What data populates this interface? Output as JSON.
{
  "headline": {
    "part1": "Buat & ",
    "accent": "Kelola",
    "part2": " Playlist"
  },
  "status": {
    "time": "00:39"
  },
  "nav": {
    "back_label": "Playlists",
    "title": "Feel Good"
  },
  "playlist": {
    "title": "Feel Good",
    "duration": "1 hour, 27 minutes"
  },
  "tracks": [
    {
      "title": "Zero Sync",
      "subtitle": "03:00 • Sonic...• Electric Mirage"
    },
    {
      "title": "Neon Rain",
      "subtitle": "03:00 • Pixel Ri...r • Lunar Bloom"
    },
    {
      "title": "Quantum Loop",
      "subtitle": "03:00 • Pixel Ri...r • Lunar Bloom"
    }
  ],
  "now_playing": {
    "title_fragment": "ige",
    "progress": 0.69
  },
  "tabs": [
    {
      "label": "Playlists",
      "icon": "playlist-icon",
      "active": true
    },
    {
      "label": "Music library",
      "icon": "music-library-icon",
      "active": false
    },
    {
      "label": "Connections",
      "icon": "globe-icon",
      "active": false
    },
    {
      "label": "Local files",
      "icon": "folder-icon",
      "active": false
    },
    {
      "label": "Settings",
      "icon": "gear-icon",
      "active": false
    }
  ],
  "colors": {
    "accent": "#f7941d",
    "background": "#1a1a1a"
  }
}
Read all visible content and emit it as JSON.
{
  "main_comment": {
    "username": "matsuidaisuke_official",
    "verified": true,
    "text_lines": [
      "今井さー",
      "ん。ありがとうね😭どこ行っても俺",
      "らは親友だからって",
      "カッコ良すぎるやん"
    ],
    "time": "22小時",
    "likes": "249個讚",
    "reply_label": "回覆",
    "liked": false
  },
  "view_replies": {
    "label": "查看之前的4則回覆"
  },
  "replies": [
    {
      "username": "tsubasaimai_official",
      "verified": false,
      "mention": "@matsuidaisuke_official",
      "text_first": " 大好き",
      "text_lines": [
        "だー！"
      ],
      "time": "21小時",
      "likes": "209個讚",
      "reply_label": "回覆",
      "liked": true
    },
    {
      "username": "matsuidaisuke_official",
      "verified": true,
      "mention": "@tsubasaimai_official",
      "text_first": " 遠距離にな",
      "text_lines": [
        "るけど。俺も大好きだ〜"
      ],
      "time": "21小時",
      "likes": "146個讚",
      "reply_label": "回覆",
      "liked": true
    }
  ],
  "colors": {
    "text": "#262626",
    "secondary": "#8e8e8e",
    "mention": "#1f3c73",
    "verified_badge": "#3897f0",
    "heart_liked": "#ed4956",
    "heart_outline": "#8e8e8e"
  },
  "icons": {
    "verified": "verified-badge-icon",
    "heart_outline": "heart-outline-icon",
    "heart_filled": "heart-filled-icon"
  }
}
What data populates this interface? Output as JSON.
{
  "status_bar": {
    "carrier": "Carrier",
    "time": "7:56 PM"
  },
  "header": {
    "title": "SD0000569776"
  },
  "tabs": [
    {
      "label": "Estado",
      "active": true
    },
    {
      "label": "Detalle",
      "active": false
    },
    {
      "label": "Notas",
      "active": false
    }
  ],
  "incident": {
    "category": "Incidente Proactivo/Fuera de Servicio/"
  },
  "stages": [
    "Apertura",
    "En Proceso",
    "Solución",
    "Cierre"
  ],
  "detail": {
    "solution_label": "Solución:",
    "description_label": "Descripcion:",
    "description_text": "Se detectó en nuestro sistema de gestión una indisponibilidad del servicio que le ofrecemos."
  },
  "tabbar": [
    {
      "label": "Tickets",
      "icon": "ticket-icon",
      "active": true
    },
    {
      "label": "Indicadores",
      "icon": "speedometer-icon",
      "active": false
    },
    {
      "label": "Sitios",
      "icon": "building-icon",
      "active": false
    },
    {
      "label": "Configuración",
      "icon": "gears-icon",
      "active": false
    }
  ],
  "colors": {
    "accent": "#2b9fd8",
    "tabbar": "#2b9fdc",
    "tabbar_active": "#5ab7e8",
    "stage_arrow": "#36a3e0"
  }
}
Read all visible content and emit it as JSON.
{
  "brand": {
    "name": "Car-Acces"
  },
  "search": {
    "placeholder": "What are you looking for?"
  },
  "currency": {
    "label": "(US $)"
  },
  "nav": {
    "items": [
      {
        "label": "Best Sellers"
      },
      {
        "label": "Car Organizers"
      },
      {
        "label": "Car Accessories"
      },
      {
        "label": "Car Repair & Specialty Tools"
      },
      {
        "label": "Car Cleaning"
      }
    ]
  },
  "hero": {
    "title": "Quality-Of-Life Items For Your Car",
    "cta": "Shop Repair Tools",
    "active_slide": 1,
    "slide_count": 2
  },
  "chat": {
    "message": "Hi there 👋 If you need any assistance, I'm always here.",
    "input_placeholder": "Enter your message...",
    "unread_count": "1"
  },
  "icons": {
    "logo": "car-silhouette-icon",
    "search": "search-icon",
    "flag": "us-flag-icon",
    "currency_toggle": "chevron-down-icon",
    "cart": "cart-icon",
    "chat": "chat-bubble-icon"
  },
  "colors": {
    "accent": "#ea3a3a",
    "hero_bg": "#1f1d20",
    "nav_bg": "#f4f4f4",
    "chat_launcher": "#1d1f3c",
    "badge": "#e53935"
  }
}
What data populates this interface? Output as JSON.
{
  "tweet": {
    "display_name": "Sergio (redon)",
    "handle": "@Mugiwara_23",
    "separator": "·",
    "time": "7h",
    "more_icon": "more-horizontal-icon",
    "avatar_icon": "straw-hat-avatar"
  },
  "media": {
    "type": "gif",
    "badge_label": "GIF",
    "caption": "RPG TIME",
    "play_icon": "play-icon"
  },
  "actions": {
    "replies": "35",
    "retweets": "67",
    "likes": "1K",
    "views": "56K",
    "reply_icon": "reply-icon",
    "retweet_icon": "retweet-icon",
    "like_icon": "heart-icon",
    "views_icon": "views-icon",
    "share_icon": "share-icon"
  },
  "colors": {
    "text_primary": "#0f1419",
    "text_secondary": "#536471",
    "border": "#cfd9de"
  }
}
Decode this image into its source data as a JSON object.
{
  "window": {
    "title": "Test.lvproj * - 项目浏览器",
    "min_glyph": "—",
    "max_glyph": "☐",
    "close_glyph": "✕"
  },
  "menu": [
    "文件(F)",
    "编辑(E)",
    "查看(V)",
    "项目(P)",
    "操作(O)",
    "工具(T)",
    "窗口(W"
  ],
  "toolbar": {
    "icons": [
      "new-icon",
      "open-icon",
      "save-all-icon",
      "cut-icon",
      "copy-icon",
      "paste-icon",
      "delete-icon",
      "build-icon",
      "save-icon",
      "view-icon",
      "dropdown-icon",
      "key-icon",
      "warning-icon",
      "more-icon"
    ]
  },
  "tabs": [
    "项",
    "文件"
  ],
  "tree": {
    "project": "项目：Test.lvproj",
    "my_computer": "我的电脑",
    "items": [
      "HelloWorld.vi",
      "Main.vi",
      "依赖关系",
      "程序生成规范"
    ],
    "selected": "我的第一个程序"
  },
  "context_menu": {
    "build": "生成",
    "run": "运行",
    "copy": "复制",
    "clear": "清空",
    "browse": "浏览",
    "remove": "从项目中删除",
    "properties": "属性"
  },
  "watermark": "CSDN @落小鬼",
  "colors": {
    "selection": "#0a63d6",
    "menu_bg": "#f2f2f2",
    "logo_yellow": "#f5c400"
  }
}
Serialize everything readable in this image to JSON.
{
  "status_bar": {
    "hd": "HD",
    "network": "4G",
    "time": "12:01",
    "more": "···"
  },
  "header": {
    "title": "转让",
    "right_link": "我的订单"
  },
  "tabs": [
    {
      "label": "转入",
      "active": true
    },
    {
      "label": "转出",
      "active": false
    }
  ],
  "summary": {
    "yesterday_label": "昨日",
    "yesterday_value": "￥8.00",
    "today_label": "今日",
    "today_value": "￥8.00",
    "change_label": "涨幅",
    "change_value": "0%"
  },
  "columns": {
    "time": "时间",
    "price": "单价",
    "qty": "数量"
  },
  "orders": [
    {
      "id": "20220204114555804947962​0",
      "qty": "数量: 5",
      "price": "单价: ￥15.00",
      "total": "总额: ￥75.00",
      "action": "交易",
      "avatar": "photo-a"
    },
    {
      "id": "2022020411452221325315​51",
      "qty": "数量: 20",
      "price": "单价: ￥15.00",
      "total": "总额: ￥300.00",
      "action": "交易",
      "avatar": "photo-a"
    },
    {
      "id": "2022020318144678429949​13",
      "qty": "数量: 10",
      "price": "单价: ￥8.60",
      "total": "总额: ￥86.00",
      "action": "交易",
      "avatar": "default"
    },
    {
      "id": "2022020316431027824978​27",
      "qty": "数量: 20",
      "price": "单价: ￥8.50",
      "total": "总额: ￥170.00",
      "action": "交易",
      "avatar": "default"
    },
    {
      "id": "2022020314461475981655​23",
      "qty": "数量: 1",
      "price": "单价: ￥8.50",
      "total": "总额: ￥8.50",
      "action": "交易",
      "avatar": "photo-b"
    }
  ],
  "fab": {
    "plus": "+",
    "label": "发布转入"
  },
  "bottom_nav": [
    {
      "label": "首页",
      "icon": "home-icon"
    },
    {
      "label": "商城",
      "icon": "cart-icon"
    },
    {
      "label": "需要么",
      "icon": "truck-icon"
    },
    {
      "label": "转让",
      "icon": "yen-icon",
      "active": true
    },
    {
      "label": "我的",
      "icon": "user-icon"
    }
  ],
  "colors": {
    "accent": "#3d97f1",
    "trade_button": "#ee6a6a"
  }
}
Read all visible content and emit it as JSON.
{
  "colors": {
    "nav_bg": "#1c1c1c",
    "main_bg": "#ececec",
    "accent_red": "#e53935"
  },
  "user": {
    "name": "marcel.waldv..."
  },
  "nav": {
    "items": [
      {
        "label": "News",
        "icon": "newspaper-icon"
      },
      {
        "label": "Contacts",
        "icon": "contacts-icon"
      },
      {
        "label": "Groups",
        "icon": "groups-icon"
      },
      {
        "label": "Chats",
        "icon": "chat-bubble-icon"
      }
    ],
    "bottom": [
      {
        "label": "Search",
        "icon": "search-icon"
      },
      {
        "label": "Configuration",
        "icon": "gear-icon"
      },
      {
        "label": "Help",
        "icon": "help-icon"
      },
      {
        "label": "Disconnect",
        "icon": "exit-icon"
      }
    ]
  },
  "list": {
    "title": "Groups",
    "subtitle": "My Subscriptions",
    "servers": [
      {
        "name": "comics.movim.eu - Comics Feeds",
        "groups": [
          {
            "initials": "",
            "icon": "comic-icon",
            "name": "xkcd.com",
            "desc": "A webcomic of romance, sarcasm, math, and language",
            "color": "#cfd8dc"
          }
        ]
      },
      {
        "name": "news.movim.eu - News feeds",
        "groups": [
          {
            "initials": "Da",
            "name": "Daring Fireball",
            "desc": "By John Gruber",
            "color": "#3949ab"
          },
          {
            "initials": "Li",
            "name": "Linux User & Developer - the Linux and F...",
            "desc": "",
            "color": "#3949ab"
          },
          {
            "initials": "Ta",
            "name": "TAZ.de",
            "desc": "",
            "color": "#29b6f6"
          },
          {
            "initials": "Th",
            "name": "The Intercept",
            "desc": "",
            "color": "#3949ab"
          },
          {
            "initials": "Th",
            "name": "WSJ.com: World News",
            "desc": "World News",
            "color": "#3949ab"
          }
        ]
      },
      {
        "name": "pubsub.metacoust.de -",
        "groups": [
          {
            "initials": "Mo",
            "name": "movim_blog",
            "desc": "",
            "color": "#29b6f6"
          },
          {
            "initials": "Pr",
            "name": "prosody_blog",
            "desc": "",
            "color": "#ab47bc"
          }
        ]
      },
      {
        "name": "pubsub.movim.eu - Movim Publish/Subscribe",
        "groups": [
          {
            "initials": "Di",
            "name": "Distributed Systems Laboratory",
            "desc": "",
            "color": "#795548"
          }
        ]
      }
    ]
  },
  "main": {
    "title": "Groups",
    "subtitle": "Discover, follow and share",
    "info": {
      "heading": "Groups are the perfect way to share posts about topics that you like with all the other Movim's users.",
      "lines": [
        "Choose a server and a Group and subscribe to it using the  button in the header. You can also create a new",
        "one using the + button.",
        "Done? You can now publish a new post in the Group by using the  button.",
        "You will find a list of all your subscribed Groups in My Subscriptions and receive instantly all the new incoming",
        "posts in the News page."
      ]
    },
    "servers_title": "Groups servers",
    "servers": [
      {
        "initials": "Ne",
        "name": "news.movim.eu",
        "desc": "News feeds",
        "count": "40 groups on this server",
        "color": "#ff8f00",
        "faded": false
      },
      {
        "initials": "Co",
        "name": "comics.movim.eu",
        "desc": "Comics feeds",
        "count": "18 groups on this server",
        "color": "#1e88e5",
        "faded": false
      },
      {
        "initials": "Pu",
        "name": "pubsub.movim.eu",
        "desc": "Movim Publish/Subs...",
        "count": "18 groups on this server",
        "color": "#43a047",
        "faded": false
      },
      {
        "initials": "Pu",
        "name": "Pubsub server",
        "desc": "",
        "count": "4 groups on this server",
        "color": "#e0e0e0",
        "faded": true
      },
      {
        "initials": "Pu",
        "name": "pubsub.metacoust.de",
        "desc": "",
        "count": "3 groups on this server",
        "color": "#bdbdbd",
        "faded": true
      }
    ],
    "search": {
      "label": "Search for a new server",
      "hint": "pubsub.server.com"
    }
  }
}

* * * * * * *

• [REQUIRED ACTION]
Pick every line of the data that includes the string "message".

• [PROBLEM SOLUTION]
    "message": "Hi there 👋 If you need any assistance, I'm always here.",
    "input_placeholder": "Enter your message...",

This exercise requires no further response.